What you need to know:
- Many members of our elected leadership have become obsessed with 2022 politics at the expense of what needs to be taken care of right now.
Over the past month or so, much of what is transpiring in Kenyan politics has been confusing to the ordinary citizen. We are seeing a lot of contradicting stories and are desperately trying to make light of what our politicians appear to be arguing about.
One of the common themes we see is 2022 succession politics. It often appears that the vast majority of our elected leaders spend more time dealing with what position they will take in 2022, rather than considering how to contribute to the nation they were elected to serve.
Leaders, whether at the community, county, parliamentary or executive level, should be leading, not thinking about themselves. They should have all of our interests at heart.
Unfortunately, many members of our elected leadership have become obsessed with 2022 politics at the expense of what needs to be taken care of right now.
We have many more pressing problems, chief among them the Covid-19 pandemic. And while it is unlikely to last until 2022, there will certainly be many repercussions we need to deal with, as a nation, before then. Once a vaccination for Covid-19 is discovered, we will begin the process of healing our economy.
Many have suffered from the economic shutdown and lack of jobs, from all of the difficulties that accompany physical distancing and restrictions in movement. While we have now gotten over the initial shock, there will be many changes to expect in the future.
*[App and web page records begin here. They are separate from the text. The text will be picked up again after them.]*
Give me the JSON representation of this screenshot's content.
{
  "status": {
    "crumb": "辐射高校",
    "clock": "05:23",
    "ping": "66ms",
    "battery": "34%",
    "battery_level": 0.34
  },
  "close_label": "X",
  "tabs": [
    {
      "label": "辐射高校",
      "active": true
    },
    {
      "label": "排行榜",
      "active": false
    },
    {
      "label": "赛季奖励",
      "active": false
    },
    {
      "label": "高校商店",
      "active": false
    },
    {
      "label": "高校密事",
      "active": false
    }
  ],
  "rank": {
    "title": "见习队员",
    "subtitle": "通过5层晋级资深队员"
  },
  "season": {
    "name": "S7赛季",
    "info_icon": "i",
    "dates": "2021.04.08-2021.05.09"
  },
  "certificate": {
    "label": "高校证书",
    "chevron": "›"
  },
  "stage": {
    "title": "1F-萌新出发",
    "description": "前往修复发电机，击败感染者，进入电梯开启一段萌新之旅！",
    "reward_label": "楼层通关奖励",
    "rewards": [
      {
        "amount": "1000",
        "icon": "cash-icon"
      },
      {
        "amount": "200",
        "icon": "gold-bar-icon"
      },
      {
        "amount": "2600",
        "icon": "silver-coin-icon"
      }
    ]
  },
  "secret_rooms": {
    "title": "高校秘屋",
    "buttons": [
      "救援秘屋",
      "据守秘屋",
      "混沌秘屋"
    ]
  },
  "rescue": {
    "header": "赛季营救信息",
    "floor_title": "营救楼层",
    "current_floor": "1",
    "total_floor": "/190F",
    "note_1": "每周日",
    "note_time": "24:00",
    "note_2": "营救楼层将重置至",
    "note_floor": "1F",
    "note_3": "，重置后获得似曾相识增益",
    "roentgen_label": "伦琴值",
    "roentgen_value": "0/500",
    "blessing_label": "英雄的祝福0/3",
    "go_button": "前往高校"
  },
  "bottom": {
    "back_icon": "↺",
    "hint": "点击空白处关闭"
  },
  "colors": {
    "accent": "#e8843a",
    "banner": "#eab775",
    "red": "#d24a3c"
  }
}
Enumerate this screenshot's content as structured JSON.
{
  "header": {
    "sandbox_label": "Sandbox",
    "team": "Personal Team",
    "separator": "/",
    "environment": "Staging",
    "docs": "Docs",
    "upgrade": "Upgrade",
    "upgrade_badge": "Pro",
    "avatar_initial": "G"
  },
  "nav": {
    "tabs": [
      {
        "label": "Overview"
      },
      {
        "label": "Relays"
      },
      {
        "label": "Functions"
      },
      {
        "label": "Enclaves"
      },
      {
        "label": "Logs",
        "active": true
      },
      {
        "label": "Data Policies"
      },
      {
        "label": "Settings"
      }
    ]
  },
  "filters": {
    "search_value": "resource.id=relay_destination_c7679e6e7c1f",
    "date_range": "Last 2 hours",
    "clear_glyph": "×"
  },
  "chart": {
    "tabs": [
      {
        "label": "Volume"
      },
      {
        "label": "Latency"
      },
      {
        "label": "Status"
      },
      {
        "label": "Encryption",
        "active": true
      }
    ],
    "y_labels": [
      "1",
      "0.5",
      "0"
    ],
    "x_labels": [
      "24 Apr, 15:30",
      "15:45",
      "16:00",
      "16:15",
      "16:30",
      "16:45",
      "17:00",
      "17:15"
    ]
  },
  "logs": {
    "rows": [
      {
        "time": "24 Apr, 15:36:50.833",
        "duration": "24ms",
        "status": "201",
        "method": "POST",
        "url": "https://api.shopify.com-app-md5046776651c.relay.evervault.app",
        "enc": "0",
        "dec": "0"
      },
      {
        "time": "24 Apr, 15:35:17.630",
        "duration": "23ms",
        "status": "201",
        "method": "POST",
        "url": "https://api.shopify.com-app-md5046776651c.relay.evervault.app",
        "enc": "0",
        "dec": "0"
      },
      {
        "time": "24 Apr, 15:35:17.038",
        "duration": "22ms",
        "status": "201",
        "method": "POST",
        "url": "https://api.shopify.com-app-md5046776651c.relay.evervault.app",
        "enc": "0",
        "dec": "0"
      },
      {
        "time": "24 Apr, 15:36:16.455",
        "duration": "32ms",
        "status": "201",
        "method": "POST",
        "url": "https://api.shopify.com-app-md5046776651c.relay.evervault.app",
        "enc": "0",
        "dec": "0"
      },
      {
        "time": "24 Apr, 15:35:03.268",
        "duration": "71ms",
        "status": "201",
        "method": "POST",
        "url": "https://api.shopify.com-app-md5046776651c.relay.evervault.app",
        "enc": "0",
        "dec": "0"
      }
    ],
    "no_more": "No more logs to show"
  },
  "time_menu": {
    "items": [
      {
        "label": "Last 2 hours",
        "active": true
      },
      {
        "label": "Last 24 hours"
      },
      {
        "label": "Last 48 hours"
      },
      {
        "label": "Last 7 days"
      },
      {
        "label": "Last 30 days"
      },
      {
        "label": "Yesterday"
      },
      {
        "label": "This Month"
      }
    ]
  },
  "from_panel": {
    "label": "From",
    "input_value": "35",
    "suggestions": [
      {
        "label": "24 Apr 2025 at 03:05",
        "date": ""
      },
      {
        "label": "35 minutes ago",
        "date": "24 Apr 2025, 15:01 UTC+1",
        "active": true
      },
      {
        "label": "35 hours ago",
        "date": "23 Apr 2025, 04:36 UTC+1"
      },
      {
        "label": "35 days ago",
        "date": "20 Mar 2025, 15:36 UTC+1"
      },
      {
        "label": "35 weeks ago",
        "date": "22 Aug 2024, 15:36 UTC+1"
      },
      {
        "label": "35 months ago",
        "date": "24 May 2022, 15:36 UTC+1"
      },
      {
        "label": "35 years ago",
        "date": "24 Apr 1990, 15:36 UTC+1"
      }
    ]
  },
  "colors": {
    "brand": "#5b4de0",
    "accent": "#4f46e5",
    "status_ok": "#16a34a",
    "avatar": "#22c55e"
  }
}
The president’s economic development plans, including the Vision 2030 and the Big Four Agenda, have been temporarily side railed as we deal with the Covid-19 pandemic.
But President Uhuru Kenyatta has not lost sight of the nation’s long term needs.
While others argue about who will be elected in 2022, the president is focusing on realising his pre-election promises. His ability to concentrate on what is important while shutting out the noise around him is the hallmark of his leadership.
The tough decisions he made in March when Covid-19 first reached Kenya and he continues to make with every new bit of information we find out about the virus, are the ones that will make or break our ability to cope.
The president made it clear that he is not interested in wasting time with people who do not support his development agenda. These are the kinds of politicians that think about their own pockets more than the prosperity of the nation. As we all know, Kenya is at war with widespread corruption.
With so many pressing global issues, we really have no time to waste with petty politics and arguments. Too much news coverage obsesses over who will be aligned to who and which parties will be dominant in 2022.
The year is 2020, and there is still a long time before any of our current politicians should be campaigning again. We are on the cusp of promising, life changing moments in Kenya’s history. The BBI may well offer us the opportunity to unify once and for all, to overcome all of our differences and embrace each other as citizens of one strong, peaceful country.
Before Covid-19 happened, we were so close to prosperity. Now we have been slowed down a little bit but we have not stopped completely. While patience is one of the most important virtues, so are kindness and understanding.
These two characteristics will help us to understand what other people in different situations are going through, and will enable us to have compassion as we find solutions that work for the entire country - not just segments of it.
We have been fragmented long enough, but the BBI offers us the opportunity to renew ourselves and the country.
Michael Cherambos comments on topical socio-political issues; [email protected]